Plans to scrap VAT on e-books and digital newspapers have been fast tracked in an effort to support the publishing industry during the Covid-19 crisis, the chancellor said today.
In his Budget speech in March Rishi Sunak said all digital publications, including books, newspapers, magazines and academic journals, would be exempt from the tax from 1 December.
But the measures will now come into force tomorrow seven months ahead of schedule. The government hopes the move will make it easier for people to access e-books and other material during lockdown.
“We want to make it as easy as possible for people across the UK to get hold of the books they want whilst they are staying at home and saving lives,” Sunak said in a statement.
“That is why we have fast tracked plans to scrap VAT on all e-publications, which will make it cheaper for publishers to sell their books, magazines and newspapers.”
In addition, the government said it will spend up to £35m on newspaper advertising for its Covid-19 public health campaign over the next three months.
The additional spend, which will be split between local, regional and national papers, will come as a major boost to titles as they fight a sudden collapse in advertising revenue.
The government has previously said it expected publishers to pass on the VAT relief to consumers as they benefit from a boost in sales.
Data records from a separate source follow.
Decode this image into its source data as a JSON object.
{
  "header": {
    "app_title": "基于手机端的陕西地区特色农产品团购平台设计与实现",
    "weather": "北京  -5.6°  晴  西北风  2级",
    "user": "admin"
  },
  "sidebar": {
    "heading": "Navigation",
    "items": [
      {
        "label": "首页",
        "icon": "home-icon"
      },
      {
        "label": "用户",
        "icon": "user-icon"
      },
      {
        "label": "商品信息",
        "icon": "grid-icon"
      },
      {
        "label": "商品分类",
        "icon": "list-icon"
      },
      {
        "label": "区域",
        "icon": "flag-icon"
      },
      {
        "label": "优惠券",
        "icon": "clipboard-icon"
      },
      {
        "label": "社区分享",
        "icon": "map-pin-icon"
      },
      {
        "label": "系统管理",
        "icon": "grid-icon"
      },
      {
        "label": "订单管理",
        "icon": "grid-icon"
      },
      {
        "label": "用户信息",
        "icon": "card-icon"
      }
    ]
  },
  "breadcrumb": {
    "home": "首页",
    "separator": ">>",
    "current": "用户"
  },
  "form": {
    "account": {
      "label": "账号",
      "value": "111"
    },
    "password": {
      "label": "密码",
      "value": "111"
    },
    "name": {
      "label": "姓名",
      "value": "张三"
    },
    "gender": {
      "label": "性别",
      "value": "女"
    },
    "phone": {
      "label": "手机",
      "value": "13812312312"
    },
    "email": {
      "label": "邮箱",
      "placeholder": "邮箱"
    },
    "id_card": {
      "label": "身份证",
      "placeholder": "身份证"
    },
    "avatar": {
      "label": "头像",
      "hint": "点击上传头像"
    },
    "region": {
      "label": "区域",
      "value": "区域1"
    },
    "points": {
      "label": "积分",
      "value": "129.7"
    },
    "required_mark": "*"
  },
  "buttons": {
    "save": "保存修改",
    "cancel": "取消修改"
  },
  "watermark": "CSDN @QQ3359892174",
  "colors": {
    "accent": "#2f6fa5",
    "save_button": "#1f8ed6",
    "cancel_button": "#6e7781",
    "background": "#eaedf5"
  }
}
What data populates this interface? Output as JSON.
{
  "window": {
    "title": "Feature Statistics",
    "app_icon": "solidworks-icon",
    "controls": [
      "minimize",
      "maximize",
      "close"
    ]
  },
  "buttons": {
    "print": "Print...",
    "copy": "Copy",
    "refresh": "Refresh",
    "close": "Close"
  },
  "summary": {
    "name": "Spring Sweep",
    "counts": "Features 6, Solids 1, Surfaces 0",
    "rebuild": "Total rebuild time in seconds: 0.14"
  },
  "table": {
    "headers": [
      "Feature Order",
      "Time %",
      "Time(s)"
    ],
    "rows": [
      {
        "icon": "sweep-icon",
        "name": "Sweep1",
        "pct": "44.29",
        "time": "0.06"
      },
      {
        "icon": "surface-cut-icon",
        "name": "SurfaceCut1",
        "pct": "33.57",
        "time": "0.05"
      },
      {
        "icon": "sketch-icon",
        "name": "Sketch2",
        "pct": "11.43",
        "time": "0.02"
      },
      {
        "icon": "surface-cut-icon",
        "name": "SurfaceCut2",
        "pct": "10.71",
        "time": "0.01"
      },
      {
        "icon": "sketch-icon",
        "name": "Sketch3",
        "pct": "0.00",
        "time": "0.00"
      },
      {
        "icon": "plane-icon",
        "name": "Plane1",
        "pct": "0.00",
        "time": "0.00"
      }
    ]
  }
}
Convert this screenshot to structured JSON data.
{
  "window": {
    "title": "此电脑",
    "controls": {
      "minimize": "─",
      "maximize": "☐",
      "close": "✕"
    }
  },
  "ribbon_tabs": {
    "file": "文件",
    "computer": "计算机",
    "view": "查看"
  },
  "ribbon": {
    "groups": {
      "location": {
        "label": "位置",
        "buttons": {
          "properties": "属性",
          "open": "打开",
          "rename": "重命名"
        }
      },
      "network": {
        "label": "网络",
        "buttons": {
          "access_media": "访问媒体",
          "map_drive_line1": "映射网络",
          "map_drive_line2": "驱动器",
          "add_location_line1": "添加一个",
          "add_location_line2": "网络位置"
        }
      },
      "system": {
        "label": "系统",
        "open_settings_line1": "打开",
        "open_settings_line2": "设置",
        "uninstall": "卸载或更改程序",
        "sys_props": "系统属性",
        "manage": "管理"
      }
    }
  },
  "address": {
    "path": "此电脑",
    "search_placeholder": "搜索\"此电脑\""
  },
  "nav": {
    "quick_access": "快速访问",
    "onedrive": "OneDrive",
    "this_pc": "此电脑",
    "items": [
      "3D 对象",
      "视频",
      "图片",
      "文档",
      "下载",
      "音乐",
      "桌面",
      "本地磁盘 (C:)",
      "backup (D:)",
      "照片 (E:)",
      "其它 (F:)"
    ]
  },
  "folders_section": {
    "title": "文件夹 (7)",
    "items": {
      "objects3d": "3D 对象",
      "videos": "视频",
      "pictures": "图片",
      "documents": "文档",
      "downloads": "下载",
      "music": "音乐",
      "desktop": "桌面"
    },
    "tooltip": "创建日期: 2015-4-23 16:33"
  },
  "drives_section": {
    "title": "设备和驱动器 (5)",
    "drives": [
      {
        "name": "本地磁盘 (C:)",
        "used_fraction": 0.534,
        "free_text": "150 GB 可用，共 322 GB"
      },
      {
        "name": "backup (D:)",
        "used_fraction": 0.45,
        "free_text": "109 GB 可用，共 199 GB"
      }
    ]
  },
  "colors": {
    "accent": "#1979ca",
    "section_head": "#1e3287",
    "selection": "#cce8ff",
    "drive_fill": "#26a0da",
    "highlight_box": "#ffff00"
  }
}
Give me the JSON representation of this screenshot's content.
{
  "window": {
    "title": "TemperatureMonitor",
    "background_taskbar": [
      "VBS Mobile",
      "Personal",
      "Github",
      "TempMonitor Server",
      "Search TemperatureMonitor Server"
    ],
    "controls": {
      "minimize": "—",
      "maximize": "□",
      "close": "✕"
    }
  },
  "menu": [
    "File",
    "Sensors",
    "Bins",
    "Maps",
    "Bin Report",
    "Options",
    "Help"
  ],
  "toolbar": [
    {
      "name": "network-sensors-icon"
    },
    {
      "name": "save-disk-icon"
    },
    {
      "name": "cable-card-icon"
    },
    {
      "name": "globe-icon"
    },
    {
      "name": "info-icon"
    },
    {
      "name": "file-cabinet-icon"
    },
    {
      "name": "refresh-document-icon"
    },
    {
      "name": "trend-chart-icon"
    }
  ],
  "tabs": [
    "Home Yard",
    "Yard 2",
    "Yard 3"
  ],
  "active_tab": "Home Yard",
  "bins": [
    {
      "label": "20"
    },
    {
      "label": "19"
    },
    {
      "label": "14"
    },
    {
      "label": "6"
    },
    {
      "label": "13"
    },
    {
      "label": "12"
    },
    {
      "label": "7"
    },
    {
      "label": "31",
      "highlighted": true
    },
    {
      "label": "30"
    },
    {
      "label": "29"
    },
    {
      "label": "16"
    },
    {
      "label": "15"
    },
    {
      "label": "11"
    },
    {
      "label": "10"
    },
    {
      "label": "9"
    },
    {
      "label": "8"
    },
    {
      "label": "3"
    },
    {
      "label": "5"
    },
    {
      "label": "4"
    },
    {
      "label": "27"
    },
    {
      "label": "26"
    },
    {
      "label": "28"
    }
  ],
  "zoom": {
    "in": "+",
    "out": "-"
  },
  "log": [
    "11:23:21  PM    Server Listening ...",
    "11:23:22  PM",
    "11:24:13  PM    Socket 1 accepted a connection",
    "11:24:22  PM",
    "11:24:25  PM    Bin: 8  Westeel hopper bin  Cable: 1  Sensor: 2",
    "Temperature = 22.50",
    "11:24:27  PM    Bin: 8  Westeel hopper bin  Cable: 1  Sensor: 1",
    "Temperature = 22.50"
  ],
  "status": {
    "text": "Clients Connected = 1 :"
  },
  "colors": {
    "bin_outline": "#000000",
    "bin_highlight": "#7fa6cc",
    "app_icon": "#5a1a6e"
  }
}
According to the Treasury’s estimates, the e-book of Hilary Mantel’s The Mirror and The Light could be over £2 cheaper, while the average tax annual saving on a typical e-newspaper or e-magazine subscription could be £25 or £20 respectively.
Ian Murray, executive editor of the Society of Editors, said the decision was a “great success for those who have been urging the government to take this step to support the newspaper industry”.